• [Problem statement] What's wanted is a faithful retyping of every entry, pictures excluded.

==================================================

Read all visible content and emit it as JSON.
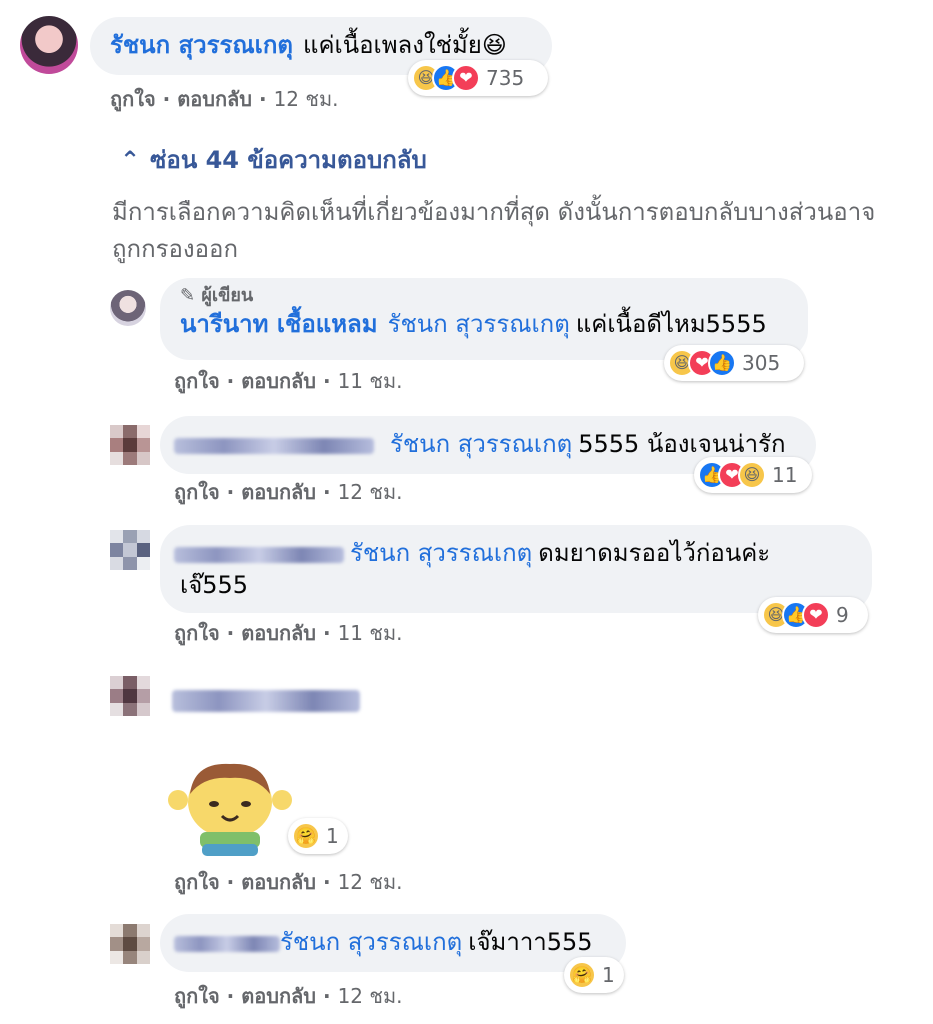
{
  "top_comment": {
    "name": "รัชนก สุวรรณเกตุ",
    "text": "แค่เนื้อเพลงใช่มั้ย😆",
    "reactions_count": "735",
    "like": "ถูกใจ",
    "reply": "ตอบกลับ",
    "time": "12 ชม."
  },
  "hide_replies": "ซ่อน 44 ข้อความตอบกลับ",
  "filter_note": "มีการเลือกความคิดเห็นที่เกี่ยวข้องมากที่สุด ดังนั้นการตอบกลับบางส่วนอาจถูกกรองออก",
  "replies": [
    {
      "author_badge": "ผู้เขียน",
      "name": "นารีนาท เชื้อแหลม",
      "tag": "รัชนก สุวรรณเกตุ",
      "text": "แค่เนื้อดีไหม5555",
      "reactions_count": "305",
      "like": "ถูกใจ",
      "reply": "ตอบกลับ",
      "time": "11 ชม."
    },
    {
      "tag": "รัชนก สุวรรณเกตุ",
      "text": "5555 น้องเจนน่ารัก",
      "reactions_count": "11",
      "like": "ถูกใจ",
      "reply": "ตอบกลับ",
      "time": "12 ชม."
    },
    {
      "tag": "รัชนก สุวรรณเกตุ",
      "text": "ดมยาดมรออไว้ก่อนค่ะ",
      "text2": "เจ๊555",
      "reactions_count": "9",
      "like": "ถูกใจ",
      "reply": "ตอบกลับ",
      "time": "11 ชม."
    },
    {
      "reactions_count": "1",
      "like": "ถูกใจ",
      "reply": "ตอบกลับ",
      "time": "12 ชม."
    },
    {
      "tag": "รัชนก สุวรรณเกตุ",
      "text": "เจ๊มาาา555",
      "reactions_count": "1",
      "like": "ถูกใจ",
      "reply": "ตอบกลับ",
      "time": "12 ชม."
    }
  ],
  "icons": {
    "haha": "😆",
    "like": "👍",
    "love": "❤",
    "care": "🤗",
    "pencil": "✎",
    "chevron": "⌃"
  },
  "separator": "·"
}
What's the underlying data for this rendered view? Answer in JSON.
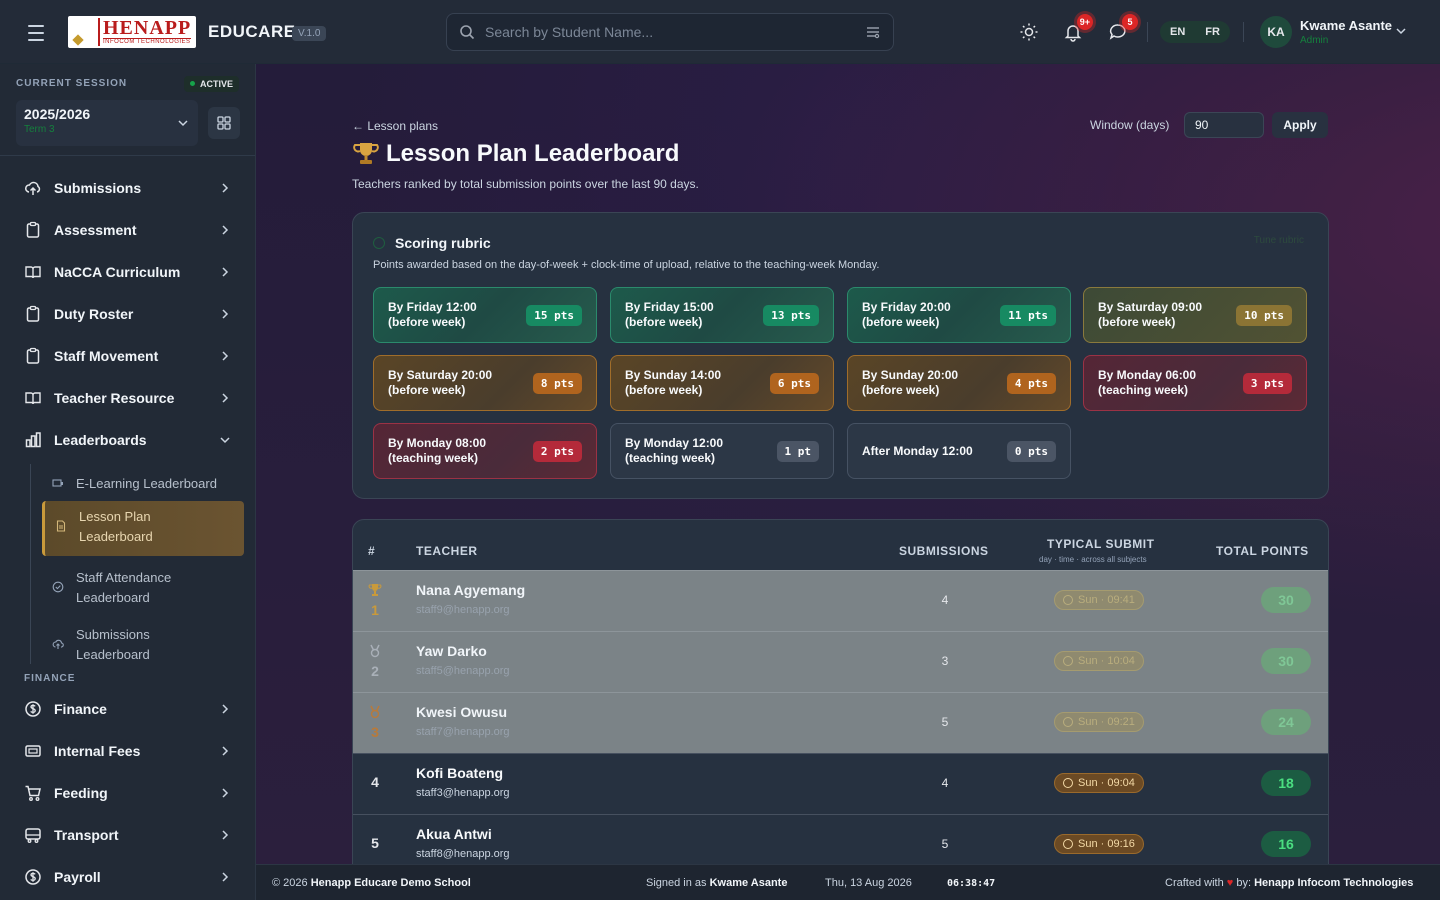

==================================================

• [Solved problem]
Read all visible content and emit it as JSON.
{
  "top_comment": {
    "name": "รัชนก สุวรรณเกตุ",
    "text": "แค่เนื้อเพลงใช่มั้ย😆",
    "reactions_count": "735",
    "like": "ถูกใจ",
    "reply": "ตอบกลับ",
    "time": "12 ชม."
  },
  "hide_replies": "ซ่อน 44 ข้อความตอบกลับ",
  "filter_note": "มีการเลือกความคิดเห็นที่เกี่ยวข้องมากที่สุด ดังนั้นการตอบกลับบางส่วนอาจถูกกรองออก",
  "replies": [
    {
      "author_badge": "ผู้เขียน",
      "name": "นารีนาท เชื้อแหลม",
      "tag": "รัชนก สุวรรณเกตุ",
      "text": "แค่เนื้อดีไหม5555",
      "reactions_count": "305",
      "like": "ถูกใจ",
      "reply": "ตอบกลับ",
      "time": "11 ชม."
    },
    {
      "tag": "รัชนก สุวรรณเกตุ",
      "text": "5555 น้องเจนน่ารัก",
      "reactions_count": "11",
      "like": "ถูกใจ",
      "reply": "ตอบกลับ",
      "time": "12 ชม."
    },
    {
      "tag": "รัชนก สุวรรณเกตุ",
      "text": "ดมยาดมรออไว้ก่อนค่ะ",
      "text2": "เจ๊555",
      "reactions_count": "9",
      "like": "ถูกใจ",
      "reply": "ตอบกลับ",
      "time": "11 ชม."
    },
    {
      "reactions_count": "1",
      "like": "ถูกใจ",
      "reply": "ตอบกลับ",
      "time": "12 ชม."
    },
    {
      "tag": "รัชนก สุวรรณเกตุ",
      "text": "เจ๊มาาา555",
      "reactions_count": "1",
      "like": "ถูกใจ",
      "reply": "ตอบกลับ",
      "time": "12 ชม."
    }
  ],
  "icons": {
    "haha": "😆",
    "like": "👍",
    "love": "❤",
    "care": "🤗",
    "pencil": "✎",
    "chevron": "⌃"
  },
  "separator": "·"
}
What's the underlying data for this rendered view? Answer in JSON.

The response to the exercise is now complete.